As part of Operation Enduring Freedom, Italy contributed to the international operation in Afghanistan. Italian forces have contributed to ISAF, the NATO force in Afghanistan, and to the Provincial reconstruction team. Italy has sent 3,800 troops, including one infantry company from the 2nd Alpini Regiment tasked to protect the ISAF HQ, one engineer company, one NBC platoon, one logistic unit, as well as liaison and staff elements integrated into the operation chain of command. Italian forces also command a multinational engineer task force and have deployed a platoon of Carabinieri military police.

The Italian Army did not take part in combat operations of the 2003 Iraq War, dispatching troops only when major combat operations were declared over by the U.S. President George W. Bush. Subsequently, Italian troops arrived in the late summer of 2003, and began patrolling Nasiriyah and the surrounding area. Italian participation in the military operations in Iraq was concluded by the end of 2006, with full withdrawal of Italian military personnel except for a small group of about 30 soldiers engaged in providing security for the Italian embassy in Baghdad.
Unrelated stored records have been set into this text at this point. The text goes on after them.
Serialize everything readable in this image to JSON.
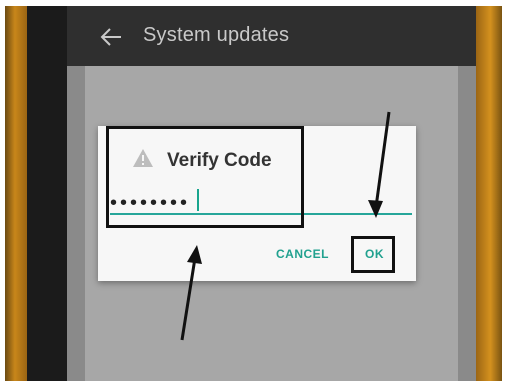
{
  "appbar": {
    "title": "System updates",
    "back_icon": "arrow-left-icon"
  },
  "dialog": {
    "icon": "warning-icon",
    "title": "Verify Code",
    "input_value": "••••••••",
    "cancel_label": "CANCEL",
    "ok_label": "OK"
  },
  "colors": {
    "accent": "#26a69a",
    "dialog_bg": "#f7f7f7",
    "appbar_bg": "#2f2f2f",
    "device_bezel": "#c8861a"
  }
}
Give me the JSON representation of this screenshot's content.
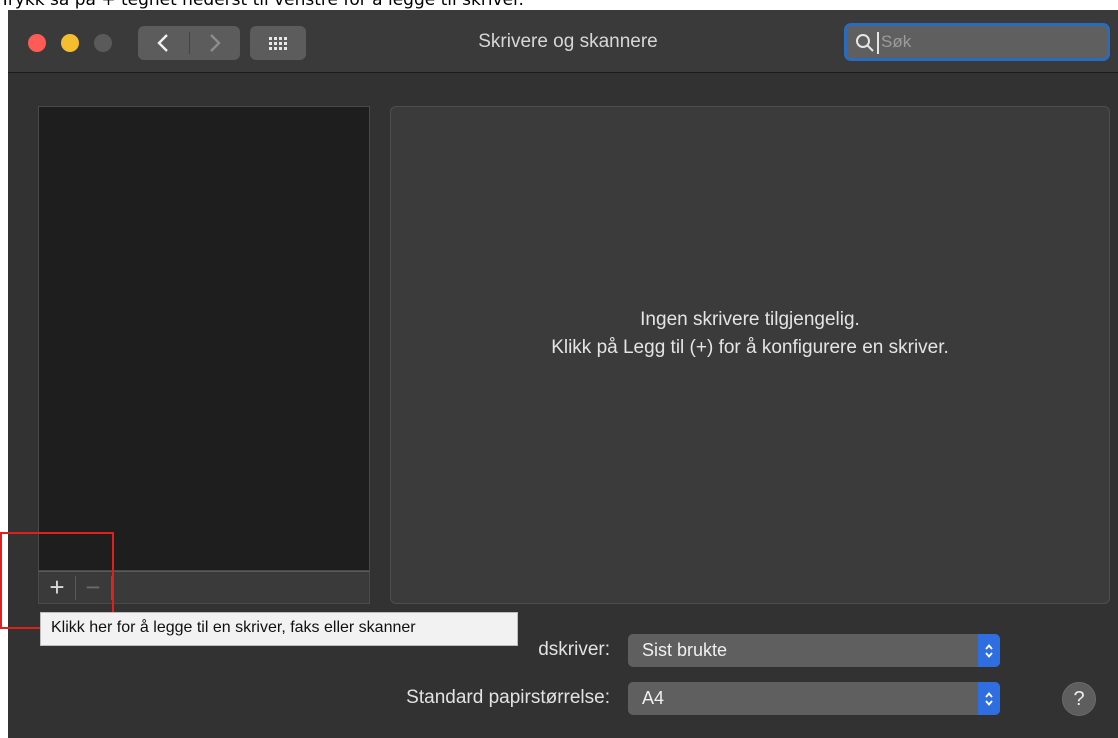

Italy played a major role in the 2004–2011 NATO Training Mission to assist in the development of Iraqi security forces training structures and institutions.


Current operations of the Italian Armed Forces highlighted on a map of Afro-Eurasia
Alpini Sappers of the 32nd Alpine Engineer Regiment in Afghanistan
KFOR-MSU Carabinieri in front of the Ibar Bridge, in Mitrovica, Kosovo. (2019).

Since the second post-war the Italian armed force has become more and more engaged in international peace support operations, mainly under the auspices of the United Nations. The Italian armed forces are currently participating in 26 missions.[1]


See also[edit]


  1. ^ a b c "Documento Programmatico Pluriennale per la Difesa per il triennio 2014-16" (PDF) (in Italian). Italian Ministry of Defence. 13 June 2014. Retrieved 8 January 2015.
  2. ^ a b IISS 2021, p. 116.
  3. ^ a b Tian, Nan; Fleurant, Aude; Kuimova, Alexandra; Wezeman, Pieter D.; Wezeman, Siemon T. (24 April 2022). "Trends in World Military Expenditure, 2021" (PDF). Stockholm International Peace Research Institute. Archived from the original on 25 April 2022. Retrieved 25 April 2022.
  4. ^ a b "TIV of arms imports/exports data for India, 2014-2022". Stockholm International Peace Research Institute. 30 January 2024.
  5. ^ The Guardia di Finanza also operates a large fleet of ships, aircraft and helicopters, enabling it to patrol Italy's waters and to eventually participate in military scenarios
  6. ^ "Documento programmatico pluriennale per la Difesa per il triennio 2021-2023 - Doc. CCXXXIV, n. 4" (PDF). Ministry of Defence (Italy). 2021. Retrieved 6 June 2022.
  7. ^ Lioe, Kim Eduard (25 November 2010). Armed Forces in Law Enforcement Operations? - The German and European Perspective. Springer Science & Business Media. ISBN 9783642154348. Retrieved 28 March 2018 – via Google Books.
  8. ^ Schmitt, M. N.; Arimatsu, Louise; McCormack, Tim (5 August 2011). Yearbook of International Humanitarian Law - 2010. Springer Science & Business Media. ISBN 9789067048118. Retrieved 28 March 2018 – via Google Books.
  9. ^ "Organigramma". Retrieved 28 March 2018.
  10. ^ "Sottocapo di Stato Maggiore della Difesa -". Retrieved 28 March 2018.
  11. ^ "Il Comandante del Comando Operativo di Vertice Interforze". Retrieved 28 March 2018.
  12. ^ G-8 Action Plan: Expanding global capability for peace support operations Archived 2010-10-09 at the Wayback Machine. Carabinieri, June 2004.


External links[edit]